Source records —
>>>>>

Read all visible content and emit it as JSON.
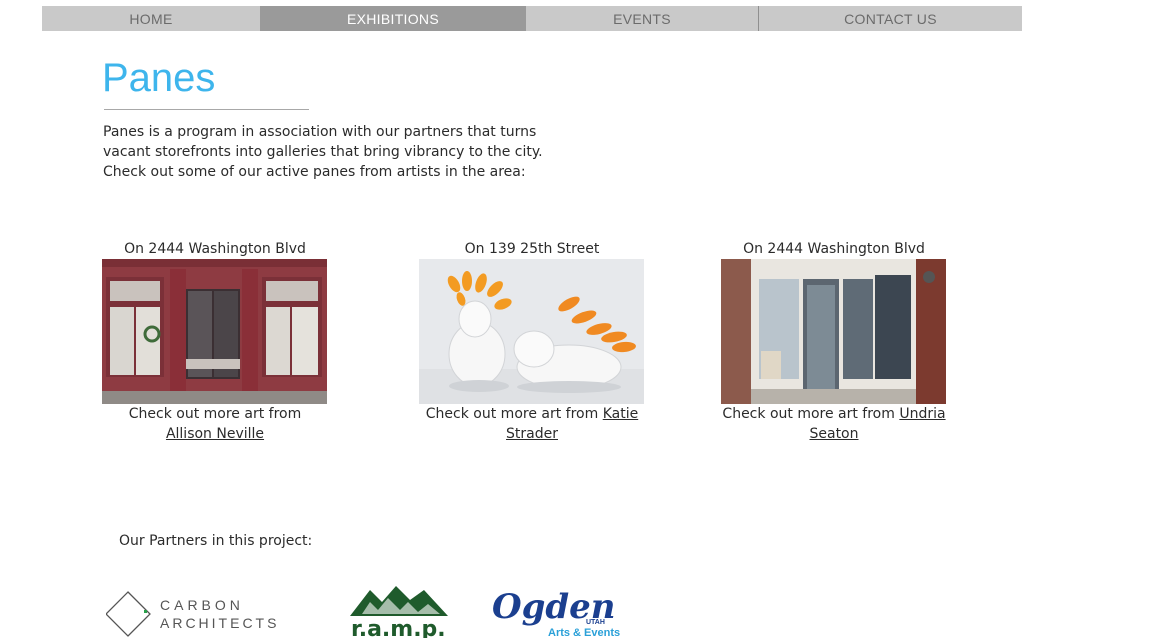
{
  "nav": {
    "items": [
      {
        "label": "HOME"
      },
      {
        "label": "EXHIBITIONS",
        "active": true
      },
      {
        "label": "EVENTS"
      },
      {
        "label": "CONTACT US"
      }
    ]
  },
  "page": {
    "title": "Panes",
    "intro_lines": [
      "Panes is a program in association with our partners that turns",
      "vacant storefronts into galleries that bring vibrancy to the city.",
      "Check out some of our active panes from artists in the area:"
    ]
  },
  "panes": [
    {
      "location": "On 2444 Washington Blvd",
      "more_prefix": "Check out more art from",
      "artist": "Allison Neville"
    },
    {
      "location": "On 139 25th Street",
      "more_prefix": "Check out more art from",
      "artist": "Katie Strader"
    },
    {
      "location": "On 2444 Washington Blvd",
      "more_prefix": "Check out more art from",
      "artist": "Undria Seaton"
    }
  ],
  "partners": {
    "label": "Our Partners in this project:",
    "carbon": {
      "line1": "CARBON",
      "line2": "ARCHITECTS"
    },
    "ramp": {
      "text": "r.a.m.p."
    },
    "ogden": {
      "text": "Ogden",
      "state": "UTAH",
      "sub": "Arts & Events"
    }
  },
  "colors": {
    "accent": "#3eb5ec",
    "nav_bg": "#c9c9c9",
    "nav_active": "#9a9a9a",
    "ramp_green": "#1f5b2c",
    "ogden_blue": "#1b3f8f"
  }
}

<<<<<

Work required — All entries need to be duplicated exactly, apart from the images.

Result for this exercise —
Read all visible content and emit it as JSON.
{
  "nav": {
    "items": [
      {
        "label": "HOME"
      },
      {
        "label": "EXHIBITIONS",
        "active": true
      },
      {
        "label": "EVENTS"
      },
      {
        "label": "CONTACT US"
      }
    ]
  },
  "page": {
    "title": "Panes",
    "intro_lines": [
      "Panes is a program in association with our partners that turns",
      "vacant storefronts into galleries that bring vibrancy to the city.",
      "Check out some of our active panes from artists in the area:"
    ]
  },
  "panes": [
    {
      "location": "On 2444 Washington Blvd",
      "more_prefix": "Check out more art from",
      "artist": "Allison Neville"
    },
    {
      "location": "On 139 25th Street",
      "more_prefix": "Check out more art from",
      "artist": "Katie Strader"
    },
    {
      "location": "On 2444 Washington Blvd",
      "more_prefix": "Check out more art from",
      "artist": "Undria Seaton"
    }
  ],
  "partners": {
    "label": "Our Partners in this project:",
    "carbon": {
      "line1": "CARBON",
      "line2": "ARCHITECTS"
    },
    "ramp": {
      "text": "r.a.m.p."
    },
    "ogden": {
      "text": "Ogden",
      "state": "UTAH",
      "sub": "Arts & Events"
    }
  },
  "colors": {
    "accent": "#3eb5ec",
    "nav_bg": "#c9c9c9",
    "nav_active": "#9a9a9a",
    "ramp_green": "#1f5b2c",
    "ogden_blue": "#1b3f8f"
  }
}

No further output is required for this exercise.